The petitioner-appellee entered the United States as a stowaway and without a passport in July of 1922 and has resided continuously in this country since his unlawful entry. He has been twice convicted and sentenced to penal servitude for two offenses violating, respectively, the law of West Virginia relating to unlawful liquor traffic and the law of Ohio covering blackmail. In a careful opinion, United States District Judge McNamee gave well-considered reasons for his action in granting the petitioner's application for writ of habeas corpus.


In behalf of the government, the appropriate Officer in Charge, United States Immigration and Naturalization Service, has appealed from the district court's order; and the United States Attorney for the Northern District of Ohio has prosecuted this appeal.


Since the opinion of the United States District Judge was written, the Supreme Court (Lehmann v. United States ex rel. Carson, 353 U.S. 685, 77 S.Ct. 1022, 1 L.Ed.2d 1122, rehearing denied 354 U.S. 944, 77 S.Ct. 1421, 1 L.Ed.2d 1542) has decided the issues here involved against the contention of the petitioner-appellee and contrary to the decision of the district court. The Supreme Court held that the savings clause, section 405, of the 1952 Immigration and Nationality Act, 8 U.S.C.A. 1101 note, does not preclude deportation under section 241(a)(4), and (b), 8 U.S.C.A. 1251(a)(4), (b), of an alien who had entered this country in 1919 as a stowaway and who had received a conditional pardon for one of two convictions in 1936, the alien not having been deportable until the 1952 Act became effective. The Carson case is not distinguishable from the case at bar.

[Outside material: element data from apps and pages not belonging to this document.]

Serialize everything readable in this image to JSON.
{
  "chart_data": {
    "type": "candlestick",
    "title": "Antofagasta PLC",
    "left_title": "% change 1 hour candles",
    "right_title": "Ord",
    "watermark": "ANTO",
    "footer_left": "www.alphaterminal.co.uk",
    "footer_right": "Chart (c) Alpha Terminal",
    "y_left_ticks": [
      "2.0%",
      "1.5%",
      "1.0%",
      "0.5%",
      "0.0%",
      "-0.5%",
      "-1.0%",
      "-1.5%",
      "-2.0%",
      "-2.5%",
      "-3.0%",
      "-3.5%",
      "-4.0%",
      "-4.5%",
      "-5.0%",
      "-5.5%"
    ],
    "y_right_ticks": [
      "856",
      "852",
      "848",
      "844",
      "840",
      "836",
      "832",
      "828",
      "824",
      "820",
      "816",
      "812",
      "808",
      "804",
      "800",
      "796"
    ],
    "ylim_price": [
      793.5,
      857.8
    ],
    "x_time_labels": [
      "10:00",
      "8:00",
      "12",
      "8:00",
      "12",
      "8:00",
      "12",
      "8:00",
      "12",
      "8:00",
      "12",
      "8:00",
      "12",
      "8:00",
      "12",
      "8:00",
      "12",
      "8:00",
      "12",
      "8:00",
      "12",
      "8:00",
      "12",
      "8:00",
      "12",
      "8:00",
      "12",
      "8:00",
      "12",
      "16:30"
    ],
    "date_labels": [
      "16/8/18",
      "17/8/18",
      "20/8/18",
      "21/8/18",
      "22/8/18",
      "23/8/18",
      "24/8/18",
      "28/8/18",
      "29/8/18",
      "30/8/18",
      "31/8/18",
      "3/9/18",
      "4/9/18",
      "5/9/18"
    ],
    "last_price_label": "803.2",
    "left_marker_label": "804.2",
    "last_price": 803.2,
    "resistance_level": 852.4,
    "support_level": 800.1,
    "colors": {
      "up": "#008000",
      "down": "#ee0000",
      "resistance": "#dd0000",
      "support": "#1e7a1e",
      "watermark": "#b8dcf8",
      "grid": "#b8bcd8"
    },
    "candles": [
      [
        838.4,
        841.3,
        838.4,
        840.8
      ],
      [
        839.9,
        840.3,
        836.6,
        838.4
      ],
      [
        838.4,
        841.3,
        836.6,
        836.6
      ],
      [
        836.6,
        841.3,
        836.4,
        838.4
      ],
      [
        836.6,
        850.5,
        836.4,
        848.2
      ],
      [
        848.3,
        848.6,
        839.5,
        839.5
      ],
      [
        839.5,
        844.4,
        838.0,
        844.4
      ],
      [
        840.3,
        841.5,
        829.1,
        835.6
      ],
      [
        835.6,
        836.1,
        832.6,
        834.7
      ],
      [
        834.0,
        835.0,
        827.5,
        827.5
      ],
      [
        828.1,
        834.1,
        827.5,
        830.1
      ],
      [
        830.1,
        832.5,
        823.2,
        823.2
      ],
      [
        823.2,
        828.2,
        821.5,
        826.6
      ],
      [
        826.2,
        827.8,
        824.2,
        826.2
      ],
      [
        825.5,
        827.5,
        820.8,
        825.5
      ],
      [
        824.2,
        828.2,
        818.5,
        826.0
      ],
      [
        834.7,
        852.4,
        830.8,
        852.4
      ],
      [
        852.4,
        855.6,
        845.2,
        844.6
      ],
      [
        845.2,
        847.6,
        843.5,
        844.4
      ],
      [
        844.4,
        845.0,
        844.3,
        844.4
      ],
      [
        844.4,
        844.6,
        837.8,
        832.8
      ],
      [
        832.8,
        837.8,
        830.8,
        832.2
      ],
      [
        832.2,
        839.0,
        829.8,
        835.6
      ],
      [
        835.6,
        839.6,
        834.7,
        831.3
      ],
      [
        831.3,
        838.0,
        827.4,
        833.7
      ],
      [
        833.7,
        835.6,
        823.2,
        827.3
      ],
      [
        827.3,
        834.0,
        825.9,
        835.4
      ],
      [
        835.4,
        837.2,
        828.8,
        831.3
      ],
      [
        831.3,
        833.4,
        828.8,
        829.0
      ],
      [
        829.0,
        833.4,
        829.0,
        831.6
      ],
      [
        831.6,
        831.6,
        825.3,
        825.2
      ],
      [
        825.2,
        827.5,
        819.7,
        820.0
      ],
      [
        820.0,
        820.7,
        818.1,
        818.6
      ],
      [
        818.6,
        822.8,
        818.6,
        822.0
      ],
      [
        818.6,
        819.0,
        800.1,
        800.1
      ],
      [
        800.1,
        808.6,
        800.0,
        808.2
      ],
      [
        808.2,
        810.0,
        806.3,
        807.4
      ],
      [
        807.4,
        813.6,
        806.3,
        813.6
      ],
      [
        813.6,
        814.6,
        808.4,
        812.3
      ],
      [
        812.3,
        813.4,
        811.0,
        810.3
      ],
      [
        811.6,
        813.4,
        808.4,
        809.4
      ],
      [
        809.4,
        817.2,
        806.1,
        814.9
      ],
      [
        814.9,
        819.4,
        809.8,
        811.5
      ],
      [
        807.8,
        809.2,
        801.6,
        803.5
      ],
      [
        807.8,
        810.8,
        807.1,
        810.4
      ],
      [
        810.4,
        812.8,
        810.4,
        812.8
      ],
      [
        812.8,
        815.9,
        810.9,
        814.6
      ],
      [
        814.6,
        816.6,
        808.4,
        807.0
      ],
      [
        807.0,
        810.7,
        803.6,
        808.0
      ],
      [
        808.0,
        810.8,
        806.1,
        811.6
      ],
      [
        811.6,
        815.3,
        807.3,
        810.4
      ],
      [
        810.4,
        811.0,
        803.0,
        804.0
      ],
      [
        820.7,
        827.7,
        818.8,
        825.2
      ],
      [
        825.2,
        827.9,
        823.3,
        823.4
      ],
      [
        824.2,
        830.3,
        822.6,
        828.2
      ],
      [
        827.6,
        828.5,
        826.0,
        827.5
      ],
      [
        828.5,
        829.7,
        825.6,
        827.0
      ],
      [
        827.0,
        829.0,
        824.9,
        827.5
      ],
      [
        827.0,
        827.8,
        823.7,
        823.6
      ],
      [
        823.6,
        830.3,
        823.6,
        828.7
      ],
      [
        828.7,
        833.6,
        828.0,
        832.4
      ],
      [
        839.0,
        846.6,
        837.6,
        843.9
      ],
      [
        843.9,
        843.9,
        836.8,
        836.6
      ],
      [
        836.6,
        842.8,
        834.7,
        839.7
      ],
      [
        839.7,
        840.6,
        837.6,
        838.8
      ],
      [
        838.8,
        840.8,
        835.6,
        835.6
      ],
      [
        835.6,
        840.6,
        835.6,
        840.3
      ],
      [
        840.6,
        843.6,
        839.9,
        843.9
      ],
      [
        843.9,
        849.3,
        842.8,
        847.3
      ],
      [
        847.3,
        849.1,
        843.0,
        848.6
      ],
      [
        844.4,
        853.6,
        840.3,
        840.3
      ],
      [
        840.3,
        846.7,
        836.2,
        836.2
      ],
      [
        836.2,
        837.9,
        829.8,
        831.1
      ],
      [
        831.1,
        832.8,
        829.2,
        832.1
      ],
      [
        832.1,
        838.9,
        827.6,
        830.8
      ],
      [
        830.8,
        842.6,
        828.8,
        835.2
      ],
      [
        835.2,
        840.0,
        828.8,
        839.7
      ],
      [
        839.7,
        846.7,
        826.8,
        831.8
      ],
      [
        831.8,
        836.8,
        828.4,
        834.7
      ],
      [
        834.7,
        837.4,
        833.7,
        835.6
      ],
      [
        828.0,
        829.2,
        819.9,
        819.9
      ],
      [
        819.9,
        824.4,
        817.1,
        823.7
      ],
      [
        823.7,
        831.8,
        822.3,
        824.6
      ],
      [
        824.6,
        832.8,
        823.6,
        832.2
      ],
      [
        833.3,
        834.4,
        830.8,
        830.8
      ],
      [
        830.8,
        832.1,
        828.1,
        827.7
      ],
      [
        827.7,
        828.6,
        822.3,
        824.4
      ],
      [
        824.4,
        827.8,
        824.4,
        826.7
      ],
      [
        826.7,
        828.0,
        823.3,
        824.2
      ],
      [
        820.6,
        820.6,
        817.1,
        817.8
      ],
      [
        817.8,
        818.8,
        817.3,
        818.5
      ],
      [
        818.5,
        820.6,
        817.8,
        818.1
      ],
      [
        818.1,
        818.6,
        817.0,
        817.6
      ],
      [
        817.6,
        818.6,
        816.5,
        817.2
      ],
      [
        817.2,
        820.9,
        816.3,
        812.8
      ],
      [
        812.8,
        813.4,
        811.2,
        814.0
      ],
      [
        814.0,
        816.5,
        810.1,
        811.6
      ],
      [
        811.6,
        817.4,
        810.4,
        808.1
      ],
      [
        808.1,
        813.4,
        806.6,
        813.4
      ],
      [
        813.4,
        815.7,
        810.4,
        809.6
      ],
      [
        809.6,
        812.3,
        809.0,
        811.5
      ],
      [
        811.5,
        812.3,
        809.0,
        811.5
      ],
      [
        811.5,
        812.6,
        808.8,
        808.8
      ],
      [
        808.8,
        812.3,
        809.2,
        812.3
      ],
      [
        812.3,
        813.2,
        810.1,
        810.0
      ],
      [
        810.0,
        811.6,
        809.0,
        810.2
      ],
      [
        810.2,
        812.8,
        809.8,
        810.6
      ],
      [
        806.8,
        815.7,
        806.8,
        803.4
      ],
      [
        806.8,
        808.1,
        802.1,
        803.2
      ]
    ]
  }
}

Accordingly, upon the compelling authority of the Carson case, the judgment of the district court is reversed; and the petition of appellee for writ of habeas corpus is denied.